A newly discovered iOS exploit shows how just wary you should be of mystery Wi-Fi connections – this latest one, in particular, will fully disable your WiFi functionality if joined.
That’s right – a rather strange vulnerability has been discovered that affects both iPhone and iPad users. Carl Schou on Twitter revealed that after joining a local Wi-Fi network with the unusual name “%p%s%s%s%s%n” his iPhone permanently switched off its Wi-Fi functionality, meaning other networks could no longer be joined – even after a device reboot.
With this bug in action, toggling the Wi-Fi switch in Settings no longer works, with iOS immediately toggling it off again. That means no more internet access (except via cellular connections like 4G) and no more AirDrop.

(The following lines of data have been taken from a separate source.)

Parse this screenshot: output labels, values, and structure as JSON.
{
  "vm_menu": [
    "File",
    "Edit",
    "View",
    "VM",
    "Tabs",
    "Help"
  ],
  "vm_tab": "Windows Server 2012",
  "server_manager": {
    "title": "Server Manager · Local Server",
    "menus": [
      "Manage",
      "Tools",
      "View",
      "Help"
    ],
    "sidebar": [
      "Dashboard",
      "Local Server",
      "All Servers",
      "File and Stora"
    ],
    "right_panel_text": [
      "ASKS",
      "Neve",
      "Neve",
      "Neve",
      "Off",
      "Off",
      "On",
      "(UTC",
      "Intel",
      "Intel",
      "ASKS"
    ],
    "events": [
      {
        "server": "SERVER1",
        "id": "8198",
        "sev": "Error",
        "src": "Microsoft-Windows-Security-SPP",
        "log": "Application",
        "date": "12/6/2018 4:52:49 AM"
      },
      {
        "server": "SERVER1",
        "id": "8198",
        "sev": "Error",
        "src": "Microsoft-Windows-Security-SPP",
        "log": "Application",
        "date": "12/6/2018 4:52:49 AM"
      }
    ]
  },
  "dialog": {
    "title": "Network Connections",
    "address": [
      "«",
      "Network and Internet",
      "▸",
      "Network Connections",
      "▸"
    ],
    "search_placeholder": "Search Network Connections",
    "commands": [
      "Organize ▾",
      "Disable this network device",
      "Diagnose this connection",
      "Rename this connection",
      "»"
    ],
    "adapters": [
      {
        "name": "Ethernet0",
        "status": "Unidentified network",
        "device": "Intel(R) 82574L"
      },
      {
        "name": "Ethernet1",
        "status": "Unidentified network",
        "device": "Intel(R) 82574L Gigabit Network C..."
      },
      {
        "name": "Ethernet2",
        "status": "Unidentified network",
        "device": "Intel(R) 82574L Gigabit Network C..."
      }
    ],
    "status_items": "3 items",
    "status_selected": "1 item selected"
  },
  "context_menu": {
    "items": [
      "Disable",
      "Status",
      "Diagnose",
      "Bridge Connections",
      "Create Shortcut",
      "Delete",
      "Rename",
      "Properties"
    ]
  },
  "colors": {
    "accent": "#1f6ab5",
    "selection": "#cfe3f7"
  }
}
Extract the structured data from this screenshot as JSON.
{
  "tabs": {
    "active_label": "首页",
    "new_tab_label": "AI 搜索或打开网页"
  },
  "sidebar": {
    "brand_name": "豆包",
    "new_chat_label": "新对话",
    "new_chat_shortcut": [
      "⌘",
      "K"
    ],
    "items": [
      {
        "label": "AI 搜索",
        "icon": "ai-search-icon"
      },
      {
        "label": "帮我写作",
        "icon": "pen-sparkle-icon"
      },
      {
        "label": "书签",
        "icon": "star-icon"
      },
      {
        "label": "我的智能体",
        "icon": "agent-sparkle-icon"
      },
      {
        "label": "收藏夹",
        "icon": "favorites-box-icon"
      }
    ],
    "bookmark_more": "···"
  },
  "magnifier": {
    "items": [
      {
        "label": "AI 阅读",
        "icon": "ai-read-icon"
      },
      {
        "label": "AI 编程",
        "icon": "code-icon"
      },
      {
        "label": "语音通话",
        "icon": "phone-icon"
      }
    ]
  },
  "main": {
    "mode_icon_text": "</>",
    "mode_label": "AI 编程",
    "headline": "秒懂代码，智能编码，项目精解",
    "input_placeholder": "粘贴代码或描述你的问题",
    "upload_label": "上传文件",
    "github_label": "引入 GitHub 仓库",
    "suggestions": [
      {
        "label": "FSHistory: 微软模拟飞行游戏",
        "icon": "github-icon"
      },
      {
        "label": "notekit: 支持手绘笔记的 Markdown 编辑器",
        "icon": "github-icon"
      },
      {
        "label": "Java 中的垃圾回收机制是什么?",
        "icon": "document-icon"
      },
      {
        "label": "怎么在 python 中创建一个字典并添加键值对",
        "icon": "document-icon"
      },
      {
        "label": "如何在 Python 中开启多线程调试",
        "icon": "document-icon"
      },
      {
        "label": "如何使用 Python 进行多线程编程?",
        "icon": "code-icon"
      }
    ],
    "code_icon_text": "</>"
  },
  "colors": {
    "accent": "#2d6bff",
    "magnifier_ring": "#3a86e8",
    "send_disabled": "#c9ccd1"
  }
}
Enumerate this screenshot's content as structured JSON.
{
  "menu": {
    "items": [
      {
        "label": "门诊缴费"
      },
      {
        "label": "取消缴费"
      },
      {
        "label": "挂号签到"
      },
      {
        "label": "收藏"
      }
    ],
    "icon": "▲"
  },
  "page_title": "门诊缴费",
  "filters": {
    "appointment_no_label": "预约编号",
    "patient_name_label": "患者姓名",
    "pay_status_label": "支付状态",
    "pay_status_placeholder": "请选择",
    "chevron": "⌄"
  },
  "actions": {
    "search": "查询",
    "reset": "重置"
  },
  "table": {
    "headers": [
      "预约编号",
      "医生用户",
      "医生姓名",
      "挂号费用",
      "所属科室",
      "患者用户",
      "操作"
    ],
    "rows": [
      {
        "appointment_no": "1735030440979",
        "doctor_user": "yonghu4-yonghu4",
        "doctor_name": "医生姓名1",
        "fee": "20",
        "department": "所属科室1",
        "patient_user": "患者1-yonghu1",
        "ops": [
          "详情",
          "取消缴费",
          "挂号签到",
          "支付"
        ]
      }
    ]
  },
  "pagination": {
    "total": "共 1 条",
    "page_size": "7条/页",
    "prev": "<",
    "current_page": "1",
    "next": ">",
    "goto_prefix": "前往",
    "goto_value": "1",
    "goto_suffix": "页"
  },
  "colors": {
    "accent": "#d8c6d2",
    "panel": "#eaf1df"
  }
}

Uh oh.
Though it may seem unlikely you’d find and connect to a Wi-Fi network with this name, now the exploit is known you can expect bad actors and cruel pranksters to change their personal hotspots and public Wi-Fi connections to this name in order to mess with other people’s devices.
If you’re in the habit of using free public Wi-Fi, think twice before joining – it’s possible there are other text strings that cause similar bugs, so watch out for any network with a suspicious name and lots of “%” symbols. The way these characters are read in code means there’s potential for this sort of thing to confuse iOS, which is seemingly how this particular bug works.
Though the prospect of permanently broken Wi-Fi is scary, luckily there is a fix if something like this ever happens to you. You can reset all connectivity details back to factory settings, which will wipe the bug – but it also means you’ll need to teach your device your Wi-Fi passwords again from scratch as if it was a new device. If you have to do this, open Settings and head to General > Reset > Reset Network Settings.
Before long, we’d expect Apple to release a fix for this bug, but it’s useful to know that this kind of thing is possible in case more vulnerabilities like it are discovered and exploited.